During 2009/10 the Quartet return to Wigmore Hall four times, as Quartet and in recitals with Philip Langridge, Andrew Kennedy (for a world premiere) and Alasdair Beatson. Future engagements include recitals at the Konzerthaus in Berlin and in Lucerne, Brussels and Hamburg, return visits to Israel and Italy, and debut concerts in Australia, New Zealand, Spain, and the USA.
This disc is the quartet’s first commercial CD, and in 2010 they record their first CD for Chandos as part of a long-term collaboration.
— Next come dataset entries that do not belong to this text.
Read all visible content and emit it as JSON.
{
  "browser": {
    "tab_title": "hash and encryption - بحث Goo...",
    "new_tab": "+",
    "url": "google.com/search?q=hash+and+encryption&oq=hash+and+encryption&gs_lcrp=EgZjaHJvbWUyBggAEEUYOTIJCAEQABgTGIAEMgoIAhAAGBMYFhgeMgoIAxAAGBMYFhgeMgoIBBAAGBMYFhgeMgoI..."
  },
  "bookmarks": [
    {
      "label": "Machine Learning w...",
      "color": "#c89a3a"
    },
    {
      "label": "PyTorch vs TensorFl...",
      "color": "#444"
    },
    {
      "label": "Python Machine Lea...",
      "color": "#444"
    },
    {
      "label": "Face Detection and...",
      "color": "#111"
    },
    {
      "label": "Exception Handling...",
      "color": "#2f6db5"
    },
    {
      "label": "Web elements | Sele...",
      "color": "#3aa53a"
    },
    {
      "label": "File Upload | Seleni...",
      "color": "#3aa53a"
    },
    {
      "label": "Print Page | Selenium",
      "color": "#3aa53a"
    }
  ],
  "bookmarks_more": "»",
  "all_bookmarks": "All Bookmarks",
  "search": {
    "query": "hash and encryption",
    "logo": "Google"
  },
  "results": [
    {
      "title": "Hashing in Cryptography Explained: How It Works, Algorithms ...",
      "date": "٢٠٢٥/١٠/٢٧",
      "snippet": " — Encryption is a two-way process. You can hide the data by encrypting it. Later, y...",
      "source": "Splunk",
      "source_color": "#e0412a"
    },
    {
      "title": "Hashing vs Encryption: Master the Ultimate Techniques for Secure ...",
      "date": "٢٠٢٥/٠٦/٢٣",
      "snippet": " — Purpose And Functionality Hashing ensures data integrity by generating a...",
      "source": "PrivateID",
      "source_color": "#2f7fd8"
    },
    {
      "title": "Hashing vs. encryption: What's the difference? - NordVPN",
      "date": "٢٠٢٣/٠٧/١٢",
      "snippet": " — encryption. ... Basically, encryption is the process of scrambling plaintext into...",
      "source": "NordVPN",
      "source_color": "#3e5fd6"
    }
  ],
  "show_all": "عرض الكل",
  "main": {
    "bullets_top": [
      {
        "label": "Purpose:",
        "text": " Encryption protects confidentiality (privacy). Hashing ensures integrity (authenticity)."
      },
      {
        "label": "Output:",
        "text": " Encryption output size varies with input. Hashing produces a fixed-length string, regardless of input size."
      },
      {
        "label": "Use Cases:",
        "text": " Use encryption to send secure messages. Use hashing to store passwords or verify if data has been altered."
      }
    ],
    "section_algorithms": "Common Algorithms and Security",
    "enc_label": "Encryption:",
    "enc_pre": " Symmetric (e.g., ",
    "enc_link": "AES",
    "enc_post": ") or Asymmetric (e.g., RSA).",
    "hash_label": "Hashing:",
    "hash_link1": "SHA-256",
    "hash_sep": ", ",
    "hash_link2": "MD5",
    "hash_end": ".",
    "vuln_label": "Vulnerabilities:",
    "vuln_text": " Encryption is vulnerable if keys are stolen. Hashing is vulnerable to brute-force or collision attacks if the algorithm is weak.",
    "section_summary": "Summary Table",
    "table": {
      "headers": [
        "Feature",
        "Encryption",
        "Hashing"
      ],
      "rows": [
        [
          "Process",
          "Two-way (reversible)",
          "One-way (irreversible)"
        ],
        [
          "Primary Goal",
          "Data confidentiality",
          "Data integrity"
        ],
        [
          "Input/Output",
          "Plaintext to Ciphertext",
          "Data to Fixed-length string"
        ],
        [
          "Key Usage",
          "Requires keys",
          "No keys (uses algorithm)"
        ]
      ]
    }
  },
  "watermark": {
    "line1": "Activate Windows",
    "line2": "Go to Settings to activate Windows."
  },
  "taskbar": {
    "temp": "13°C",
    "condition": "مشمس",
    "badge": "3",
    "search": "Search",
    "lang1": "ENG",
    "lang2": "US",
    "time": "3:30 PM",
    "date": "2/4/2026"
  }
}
“We are incredibly excited about our cd release on the Wigmore Hall Live label. This is our first commercial CD and it is an honour for our debut disk to be on such a prestigious label connected to such a famous concert hall. We are also very pleased to be able to present an all-Haydn disk as Haydn is a composer very close to us. The choice of quartets on the cd is also interesting as they give a glimpse into three different periods. The Op 76 no. 1 is a very famous work but it is a pleasure to be able to include two lesser known works. We are very excited by Haydn and relish the opportunity to share this excitement through this release” Doric String Quartet
15th November 2009
“The Dorics might look as if they are scarcely beyond their gap years, but their first commercial recording shows them to be musically fully matured... The Dorics give us a direct link to the composer’s genial and touching inventiveness; and, indeed, move us in the beautiful slow movements.”
“These musicians are different. Not radically different but enough to notice that their style of playing, though highly disciplined, isn't cuttingly concentrated. Then there is Haydn the musical orator, found in the finale of Op 76 No 1. Listen to how the quartet unfolds its rhetoric, from turbulent G minor to the light-hearted, even flippant G major ending - of wit and sparkle. Want more? Try the encore, the finale from Op 50 No 1, and note how playing the Doric sign off in this, their very auspicious recording debut.”
Click on any of the works listed above for alternative recordings.